:: Goal of the exercise ::
The answer must consist of each line below that holds the word "Enter", copied as it stands.

:: Dataset rows describing interfaces ::
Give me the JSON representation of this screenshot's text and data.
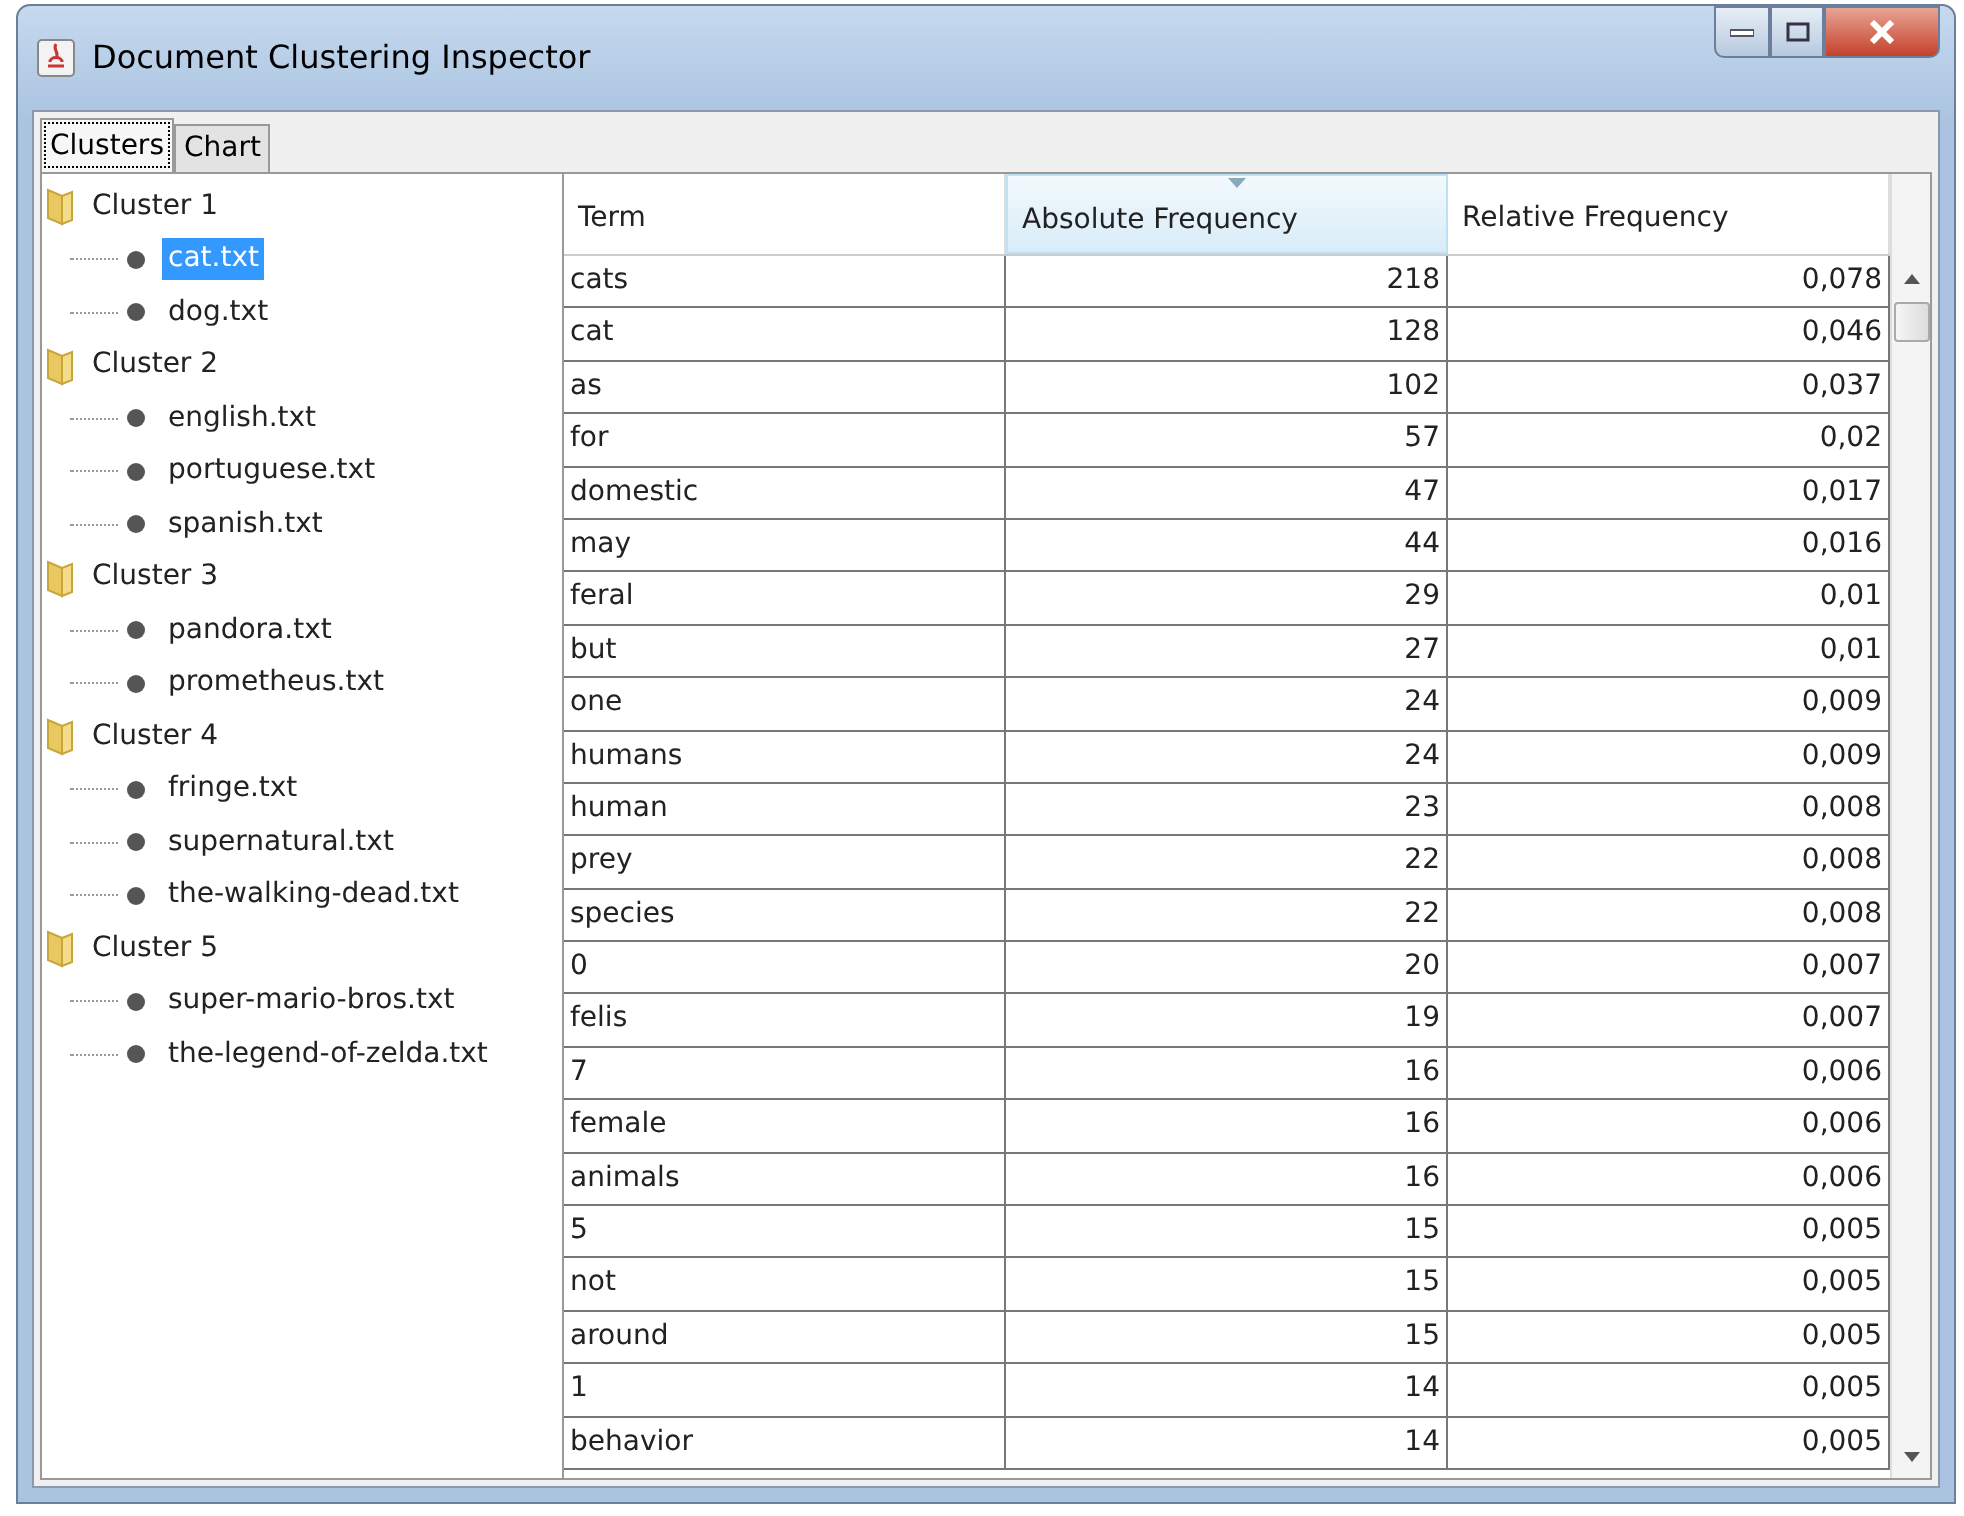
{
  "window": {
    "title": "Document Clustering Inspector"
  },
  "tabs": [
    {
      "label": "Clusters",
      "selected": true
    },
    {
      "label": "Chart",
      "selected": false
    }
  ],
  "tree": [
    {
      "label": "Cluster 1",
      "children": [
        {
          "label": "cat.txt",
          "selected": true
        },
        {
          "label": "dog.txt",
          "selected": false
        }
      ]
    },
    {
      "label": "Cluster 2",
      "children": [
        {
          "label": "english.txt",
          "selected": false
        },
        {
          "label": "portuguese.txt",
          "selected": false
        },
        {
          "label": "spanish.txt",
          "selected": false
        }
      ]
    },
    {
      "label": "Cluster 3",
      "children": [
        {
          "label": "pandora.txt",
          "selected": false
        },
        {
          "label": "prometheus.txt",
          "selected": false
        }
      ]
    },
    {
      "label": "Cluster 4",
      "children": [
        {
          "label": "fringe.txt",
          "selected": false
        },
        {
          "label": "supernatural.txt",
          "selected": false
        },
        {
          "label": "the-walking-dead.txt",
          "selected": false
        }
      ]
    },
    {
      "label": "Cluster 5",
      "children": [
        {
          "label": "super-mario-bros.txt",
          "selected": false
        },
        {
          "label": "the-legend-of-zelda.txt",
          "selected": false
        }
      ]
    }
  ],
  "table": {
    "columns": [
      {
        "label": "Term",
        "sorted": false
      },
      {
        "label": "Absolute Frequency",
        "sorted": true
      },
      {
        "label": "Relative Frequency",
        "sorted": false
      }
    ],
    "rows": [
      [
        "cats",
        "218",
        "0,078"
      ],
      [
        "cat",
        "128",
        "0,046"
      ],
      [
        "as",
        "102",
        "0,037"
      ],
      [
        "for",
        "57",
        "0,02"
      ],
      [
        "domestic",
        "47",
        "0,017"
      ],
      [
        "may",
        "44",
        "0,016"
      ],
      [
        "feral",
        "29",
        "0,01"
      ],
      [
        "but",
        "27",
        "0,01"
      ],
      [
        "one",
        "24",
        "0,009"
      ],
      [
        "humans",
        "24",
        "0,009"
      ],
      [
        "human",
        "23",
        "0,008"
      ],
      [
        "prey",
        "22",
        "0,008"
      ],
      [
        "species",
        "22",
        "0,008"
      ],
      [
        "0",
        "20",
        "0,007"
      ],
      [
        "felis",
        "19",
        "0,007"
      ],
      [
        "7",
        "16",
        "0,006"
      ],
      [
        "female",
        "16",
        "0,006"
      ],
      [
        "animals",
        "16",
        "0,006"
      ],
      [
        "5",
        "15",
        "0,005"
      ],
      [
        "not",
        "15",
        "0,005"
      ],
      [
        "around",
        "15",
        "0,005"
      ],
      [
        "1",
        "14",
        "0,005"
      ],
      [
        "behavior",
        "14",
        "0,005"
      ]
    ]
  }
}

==

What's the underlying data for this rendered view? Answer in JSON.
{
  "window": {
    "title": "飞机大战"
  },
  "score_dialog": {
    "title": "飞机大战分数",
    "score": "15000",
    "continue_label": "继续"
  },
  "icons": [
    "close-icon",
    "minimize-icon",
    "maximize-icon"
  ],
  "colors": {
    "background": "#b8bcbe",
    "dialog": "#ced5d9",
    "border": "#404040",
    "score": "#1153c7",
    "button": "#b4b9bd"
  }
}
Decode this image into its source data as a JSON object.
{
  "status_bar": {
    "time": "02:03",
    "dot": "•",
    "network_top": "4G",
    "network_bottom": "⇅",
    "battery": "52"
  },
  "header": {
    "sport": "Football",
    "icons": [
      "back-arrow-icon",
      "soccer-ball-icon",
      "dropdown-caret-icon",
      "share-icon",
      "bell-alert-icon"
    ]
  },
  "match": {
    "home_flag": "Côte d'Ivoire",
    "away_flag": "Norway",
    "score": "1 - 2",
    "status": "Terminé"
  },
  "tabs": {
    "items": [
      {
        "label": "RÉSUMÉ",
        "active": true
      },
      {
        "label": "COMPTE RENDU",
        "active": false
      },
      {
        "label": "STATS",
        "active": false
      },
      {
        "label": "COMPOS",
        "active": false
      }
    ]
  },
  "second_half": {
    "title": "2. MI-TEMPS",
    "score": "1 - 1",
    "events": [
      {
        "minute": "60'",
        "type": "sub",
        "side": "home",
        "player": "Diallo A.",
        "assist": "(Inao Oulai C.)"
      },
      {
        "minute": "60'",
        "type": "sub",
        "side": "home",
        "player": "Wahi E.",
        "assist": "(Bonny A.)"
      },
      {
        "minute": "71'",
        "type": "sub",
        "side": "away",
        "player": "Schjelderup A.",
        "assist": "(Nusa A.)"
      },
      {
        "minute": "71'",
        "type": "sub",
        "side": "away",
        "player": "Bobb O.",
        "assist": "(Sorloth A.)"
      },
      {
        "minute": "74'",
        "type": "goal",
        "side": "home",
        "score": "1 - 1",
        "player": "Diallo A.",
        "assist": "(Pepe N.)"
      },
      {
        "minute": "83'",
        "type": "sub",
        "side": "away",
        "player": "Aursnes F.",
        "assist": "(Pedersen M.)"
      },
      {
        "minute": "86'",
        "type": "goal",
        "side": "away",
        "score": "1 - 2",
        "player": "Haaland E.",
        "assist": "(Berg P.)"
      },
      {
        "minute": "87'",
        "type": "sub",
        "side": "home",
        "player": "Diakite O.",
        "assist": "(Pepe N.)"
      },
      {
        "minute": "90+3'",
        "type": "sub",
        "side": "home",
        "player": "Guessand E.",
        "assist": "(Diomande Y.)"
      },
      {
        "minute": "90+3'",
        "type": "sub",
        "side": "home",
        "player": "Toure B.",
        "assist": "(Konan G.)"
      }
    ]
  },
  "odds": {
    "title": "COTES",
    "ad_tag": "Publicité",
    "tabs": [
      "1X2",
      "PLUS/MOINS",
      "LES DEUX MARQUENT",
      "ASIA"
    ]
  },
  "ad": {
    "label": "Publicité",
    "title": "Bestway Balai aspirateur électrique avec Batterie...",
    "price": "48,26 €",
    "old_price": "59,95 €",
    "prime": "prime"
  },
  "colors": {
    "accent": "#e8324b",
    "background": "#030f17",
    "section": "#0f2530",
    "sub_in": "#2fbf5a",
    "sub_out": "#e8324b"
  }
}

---

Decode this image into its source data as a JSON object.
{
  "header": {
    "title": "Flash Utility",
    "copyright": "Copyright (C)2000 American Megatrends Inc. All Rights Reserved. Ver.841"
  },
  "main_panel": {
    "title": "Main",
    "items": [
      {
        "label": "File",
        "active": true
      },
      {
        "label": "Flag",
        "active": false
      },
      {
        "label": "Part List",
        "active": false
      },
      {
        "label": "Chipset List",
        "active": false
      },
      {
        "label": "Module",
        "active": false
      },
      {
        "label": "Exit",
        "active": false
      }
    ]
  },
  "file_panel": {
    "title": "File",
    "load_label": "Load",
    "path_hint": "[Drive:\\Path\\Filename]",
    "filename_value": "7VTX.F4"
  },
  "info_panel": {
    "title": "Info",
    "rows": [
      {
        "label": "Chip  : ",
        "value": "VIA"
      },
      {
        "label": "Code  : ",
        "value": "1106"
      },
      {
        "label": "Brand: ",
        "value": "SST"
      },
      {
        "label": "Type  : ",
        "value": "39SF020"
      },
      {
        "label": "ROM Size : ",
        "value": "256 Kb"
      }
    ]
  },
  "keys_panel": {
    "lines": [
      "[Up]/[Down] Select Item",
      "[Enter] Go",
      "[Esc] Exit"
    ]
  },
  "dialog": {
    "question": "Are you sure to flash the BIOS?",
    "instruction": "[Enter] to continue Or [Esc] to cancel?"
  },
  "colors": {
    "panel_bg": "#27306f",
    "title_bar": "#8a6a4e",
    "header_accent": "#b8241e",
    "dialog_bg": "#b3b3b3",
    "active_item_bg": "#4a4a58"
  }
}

:: Output ::
      "[Enter] Go",
    "instruction": "[Enter] to continue Or [Esc] to cancel?"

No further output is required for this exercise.